Records for processing:

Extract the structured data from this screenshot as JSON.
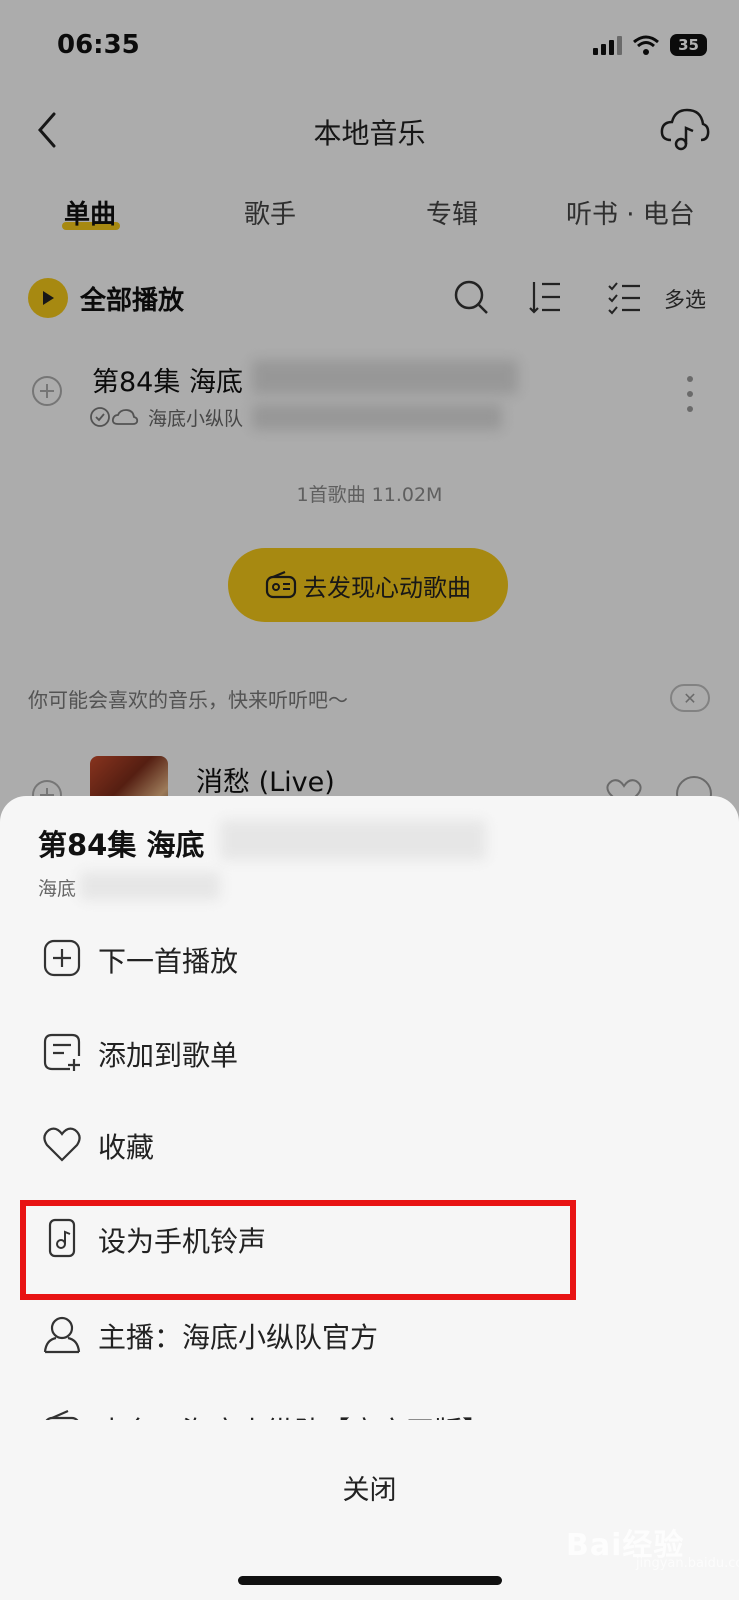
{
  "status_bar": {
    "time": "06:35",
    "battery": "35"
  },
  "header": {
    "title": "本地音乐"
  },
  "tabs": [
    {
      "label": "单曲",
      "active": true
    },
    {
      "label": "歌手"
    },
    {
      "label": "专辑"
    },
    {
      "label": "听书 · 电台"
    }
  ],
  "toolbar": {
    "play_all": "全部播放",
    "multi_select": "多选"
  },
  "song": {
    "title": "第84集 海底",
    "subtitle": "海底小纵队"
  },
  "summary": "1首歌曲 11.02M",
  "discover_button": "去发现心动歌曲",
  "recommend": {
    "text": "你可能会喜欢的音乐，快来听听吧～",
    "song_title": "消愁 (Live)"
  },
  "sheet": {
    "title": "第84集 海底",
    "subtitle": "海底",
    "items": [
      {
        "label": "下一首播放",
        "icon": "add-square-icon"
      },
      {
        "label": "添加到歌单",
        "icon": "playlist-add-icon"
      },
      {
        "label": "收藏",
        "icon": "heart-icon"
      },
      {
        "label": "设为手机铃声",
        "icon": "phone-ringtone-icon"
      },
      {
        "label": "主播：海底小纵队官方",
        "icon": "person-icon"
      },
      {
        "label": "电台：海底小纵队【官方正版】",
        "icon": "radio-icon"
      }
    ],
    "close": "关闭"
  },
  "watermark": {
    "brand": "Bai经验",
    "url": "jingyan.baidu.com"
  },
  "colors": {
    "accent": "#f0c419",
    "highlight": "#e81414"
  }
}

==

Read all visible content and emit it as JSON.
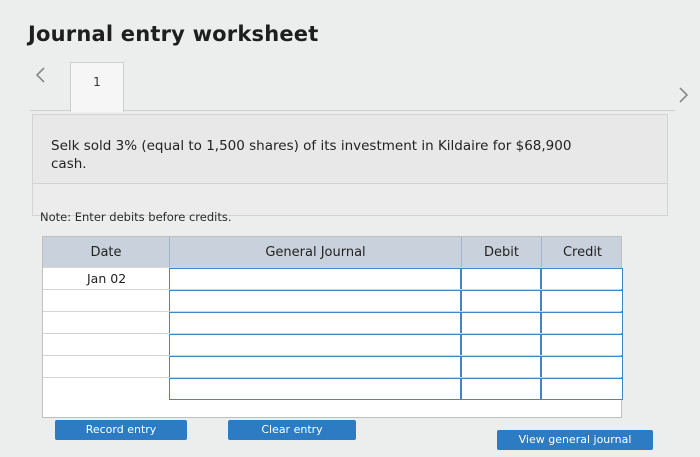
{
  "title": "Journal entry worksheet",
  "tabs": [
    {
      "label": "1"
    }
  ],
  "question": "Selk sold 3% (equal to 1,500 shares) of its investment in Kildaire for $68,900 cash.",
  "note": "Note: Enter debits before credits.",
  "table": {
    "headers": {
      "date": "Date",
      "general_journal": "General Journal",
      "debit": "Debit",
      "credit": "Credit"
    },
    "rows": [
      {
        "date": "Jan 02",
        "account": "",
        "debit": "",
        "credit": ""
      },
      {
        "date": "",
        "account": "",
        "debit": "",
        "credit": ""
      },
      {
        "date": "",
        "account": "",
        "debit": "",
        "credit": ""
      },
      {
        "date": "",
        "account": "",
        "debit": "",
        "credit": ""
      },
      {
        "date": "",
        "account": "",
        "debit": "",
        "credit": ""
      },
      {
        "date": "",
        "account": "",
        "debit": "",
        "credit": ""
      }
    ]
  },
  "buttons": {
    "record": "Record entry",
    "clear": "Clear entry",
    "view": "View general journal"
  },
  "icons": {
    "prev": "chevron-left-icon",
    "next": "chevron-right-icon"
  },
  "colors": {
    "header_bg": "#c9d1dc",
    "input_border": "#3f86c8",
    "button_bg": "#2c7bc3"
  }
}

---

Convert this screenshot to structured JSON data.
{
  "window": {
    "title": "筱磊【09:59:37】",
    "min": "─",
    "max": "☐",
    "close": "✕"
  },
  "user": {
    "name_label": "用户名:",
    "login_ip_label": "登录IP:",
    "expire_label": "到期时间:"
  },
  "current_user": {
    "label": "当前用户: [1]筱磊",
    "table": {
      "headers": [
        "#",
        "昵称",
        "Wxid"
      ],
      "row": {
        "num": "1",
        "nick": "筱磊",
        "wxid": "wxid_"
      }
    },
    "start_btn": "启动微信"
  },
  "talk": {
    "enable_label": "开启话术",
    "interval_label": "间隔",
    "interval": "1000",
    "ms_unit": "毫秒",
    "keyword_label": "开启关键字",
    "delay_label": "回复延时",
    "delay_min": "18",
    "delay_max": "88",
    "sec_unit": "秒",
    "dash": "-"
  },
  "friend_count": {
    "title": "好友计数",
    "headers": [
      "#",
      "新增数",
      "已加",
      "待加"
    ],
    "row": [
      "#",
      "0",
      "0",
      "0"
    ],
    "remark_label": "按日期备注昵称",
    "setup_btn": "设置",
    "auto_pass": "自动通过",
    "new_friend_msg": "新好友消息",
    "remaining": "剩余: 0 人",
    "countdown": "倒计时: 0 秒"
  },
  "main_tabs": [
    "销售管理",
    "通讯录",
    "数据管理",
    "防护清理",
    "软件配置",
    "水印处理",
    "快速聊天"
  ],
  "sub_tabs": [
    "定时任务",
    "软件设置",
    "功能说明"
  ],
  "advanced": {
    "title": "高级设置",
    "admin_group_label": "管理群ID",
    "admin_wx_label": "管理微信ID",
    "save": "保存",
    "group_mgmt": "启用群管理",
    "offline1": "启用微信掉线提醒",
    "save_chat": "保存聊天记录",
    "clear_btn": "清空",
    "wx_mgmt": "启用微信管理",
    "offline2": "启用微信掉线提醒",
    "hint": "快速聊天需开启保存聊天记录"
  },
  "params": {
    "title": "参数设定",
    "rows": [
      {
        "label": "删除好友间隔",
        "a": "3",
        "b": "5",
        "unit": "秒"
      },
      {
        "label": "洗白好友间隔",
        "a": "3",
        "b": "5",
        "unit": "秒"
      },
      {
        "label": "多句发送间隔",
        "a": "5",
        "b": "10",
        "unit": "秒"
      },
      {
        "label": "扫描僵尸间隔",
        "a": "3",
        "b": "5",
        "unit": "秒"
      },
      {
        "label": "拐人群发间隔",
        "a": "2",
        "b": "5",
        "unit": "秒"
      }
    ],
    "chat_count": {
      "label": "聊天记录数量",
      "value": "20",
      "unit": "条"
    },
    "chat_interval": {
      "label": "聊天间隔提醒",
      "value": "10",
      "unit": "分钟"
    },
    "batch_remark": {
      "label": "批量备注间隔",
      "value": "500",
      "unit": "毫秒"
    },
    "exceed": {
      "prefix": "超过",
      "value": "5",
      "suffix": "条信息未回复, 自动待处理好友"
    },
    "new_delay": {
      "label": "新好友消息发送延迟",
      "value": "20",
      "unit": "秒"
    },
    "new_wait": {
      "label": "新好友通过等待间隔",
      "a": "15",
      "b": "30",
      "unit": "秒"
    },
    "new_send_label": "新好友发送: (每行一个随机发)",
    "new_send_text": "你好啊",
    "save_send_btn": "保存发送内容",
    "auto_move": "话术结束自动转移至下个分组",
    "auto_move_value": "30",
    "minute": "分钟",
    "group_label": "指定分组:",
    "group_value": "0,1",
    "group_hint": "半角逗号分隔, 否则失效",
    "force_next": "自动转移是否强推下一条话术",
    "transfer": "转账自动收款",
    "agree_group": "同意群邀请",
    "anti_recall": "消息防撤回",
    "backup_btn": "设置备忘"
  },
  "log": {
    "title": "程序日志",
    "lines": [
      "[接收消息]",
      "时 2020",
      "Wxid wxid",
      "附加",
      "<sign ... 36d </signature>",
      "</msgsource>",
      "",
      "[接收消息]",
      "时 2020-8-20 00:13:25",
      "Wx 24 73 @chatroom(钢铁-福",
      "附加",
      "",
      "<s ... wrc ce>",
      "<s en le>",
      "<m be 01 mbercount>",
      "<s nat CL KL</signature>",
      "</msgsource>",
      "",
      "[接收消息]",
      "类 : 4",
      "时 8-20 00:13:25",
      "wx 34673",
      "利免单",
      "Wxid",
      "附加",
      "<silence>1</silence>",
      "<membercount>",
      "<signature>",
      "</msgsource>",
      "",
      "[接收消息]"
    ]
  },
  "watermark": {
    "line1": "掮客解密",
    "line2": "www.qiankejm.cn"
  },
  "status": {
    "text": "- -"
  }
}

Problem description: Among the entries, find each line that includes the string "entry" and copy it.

Exercise result:
  "title": "Journal entry worksheet",
    "record": "Record entry",
    "clear": "Clear entry",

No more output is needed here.